• _What the task asks_: Read through the data below and state how many of its lines contain the word "como", adding nothing.

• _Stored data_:
------------------------------------

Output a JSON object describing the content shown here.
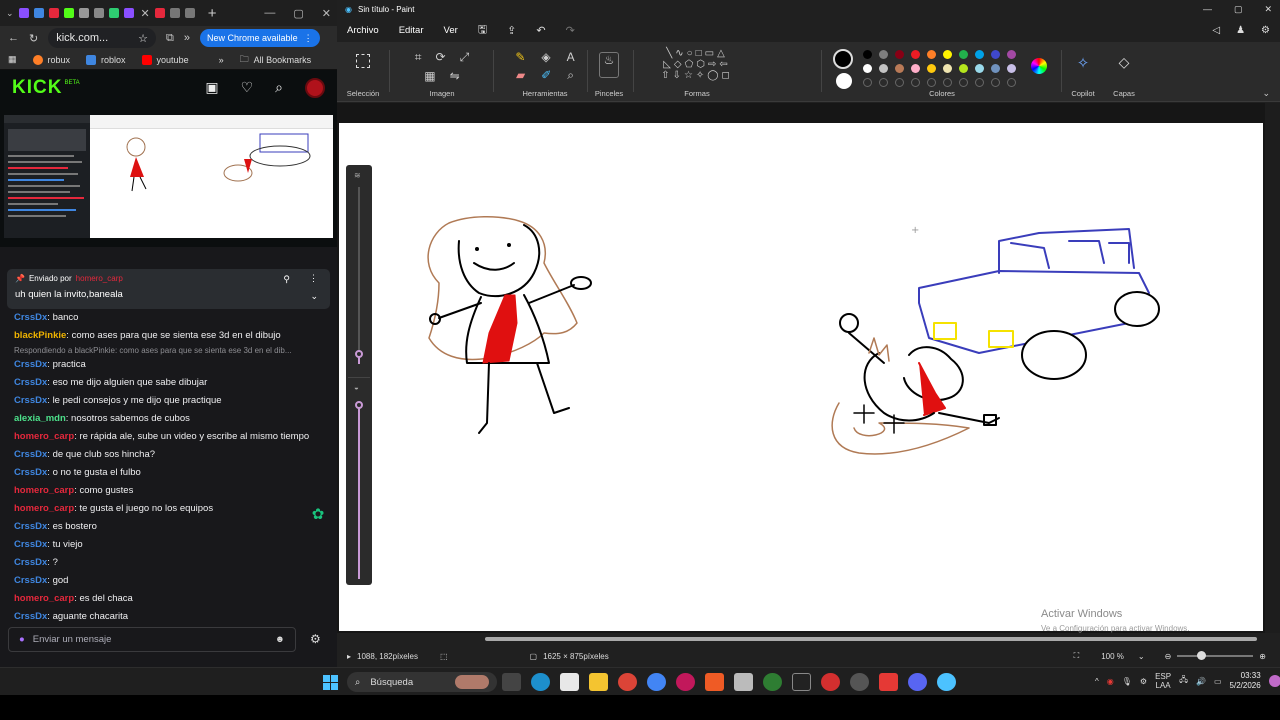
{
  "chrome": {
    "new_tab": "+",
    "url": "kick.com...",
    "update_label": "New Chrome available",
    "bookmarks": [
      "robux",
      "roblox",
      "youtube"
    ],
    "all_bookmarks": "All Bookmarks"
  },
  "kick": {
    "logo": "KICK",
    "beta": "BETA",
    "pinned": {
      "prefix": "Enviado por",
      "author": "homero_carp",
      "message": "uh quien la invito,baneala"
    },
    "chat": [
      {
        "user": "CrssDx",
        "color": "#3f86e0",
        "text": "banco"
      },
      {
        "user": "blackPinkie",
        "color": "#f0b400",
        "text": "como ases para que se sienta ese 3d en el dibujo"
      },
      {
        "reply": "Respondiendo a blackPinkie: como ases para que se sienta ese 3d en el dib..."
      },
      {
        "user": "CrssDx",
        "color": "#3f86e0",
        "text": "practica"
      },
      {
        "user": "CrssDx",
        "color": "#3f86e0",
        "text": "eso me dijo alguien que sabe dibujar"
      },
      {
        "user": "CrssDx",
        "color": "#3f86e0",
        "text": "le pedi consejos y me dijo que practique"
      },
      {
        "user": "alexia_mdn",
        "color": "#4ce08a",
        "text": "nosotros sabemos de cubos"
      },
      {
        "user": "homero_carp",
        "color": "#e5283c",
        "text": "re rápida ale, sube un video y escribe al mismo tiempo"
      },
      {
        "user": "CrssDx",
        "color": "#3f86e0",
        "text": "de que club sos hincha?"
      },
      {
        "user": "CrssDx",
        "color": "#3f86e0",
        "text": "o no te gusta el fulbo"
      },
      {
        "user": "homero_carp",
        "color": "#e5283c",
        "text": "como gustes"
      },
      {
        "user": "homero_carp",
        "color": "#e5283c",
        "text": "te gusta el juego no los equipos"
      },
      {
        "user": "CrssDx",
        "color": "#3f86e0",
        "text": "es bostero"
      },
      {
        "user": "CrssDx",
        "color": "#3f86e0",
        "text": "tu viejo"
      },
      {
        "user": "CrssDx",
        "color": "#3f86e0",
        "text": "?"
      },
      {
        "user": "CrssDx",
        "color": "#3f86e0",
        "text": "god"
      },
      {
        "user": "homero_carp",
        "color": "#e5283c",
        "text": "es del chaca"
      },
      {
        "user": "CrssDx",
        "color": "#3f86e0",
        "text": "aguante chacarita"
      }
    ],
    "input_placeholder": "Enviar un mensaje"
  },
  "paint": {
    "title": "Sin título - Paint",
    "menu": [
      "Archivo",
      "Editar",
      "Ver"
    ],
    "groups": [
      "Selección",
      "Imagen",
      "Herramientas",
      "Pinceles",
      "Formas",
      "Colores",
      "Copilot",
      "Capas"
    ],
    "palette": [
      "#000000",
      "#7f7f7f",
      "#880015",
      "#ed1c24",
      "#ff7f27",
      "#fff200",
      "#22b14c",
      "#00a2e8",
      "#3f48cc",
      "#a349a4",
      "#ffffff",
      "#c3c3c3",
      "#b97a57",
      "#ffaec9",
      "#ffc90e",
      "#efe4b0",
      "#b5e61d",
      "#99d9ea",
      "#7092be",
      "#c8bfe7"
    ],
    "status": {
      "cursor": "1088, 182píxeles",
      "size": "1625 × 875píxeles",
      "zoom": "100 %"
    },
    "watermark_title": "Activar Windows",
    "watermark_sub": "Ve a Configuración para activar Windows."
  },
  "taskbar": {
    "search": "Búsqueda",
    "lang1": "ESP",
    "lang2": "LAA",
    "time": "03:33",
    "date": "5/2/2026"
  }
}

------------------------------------

• _Result_: 3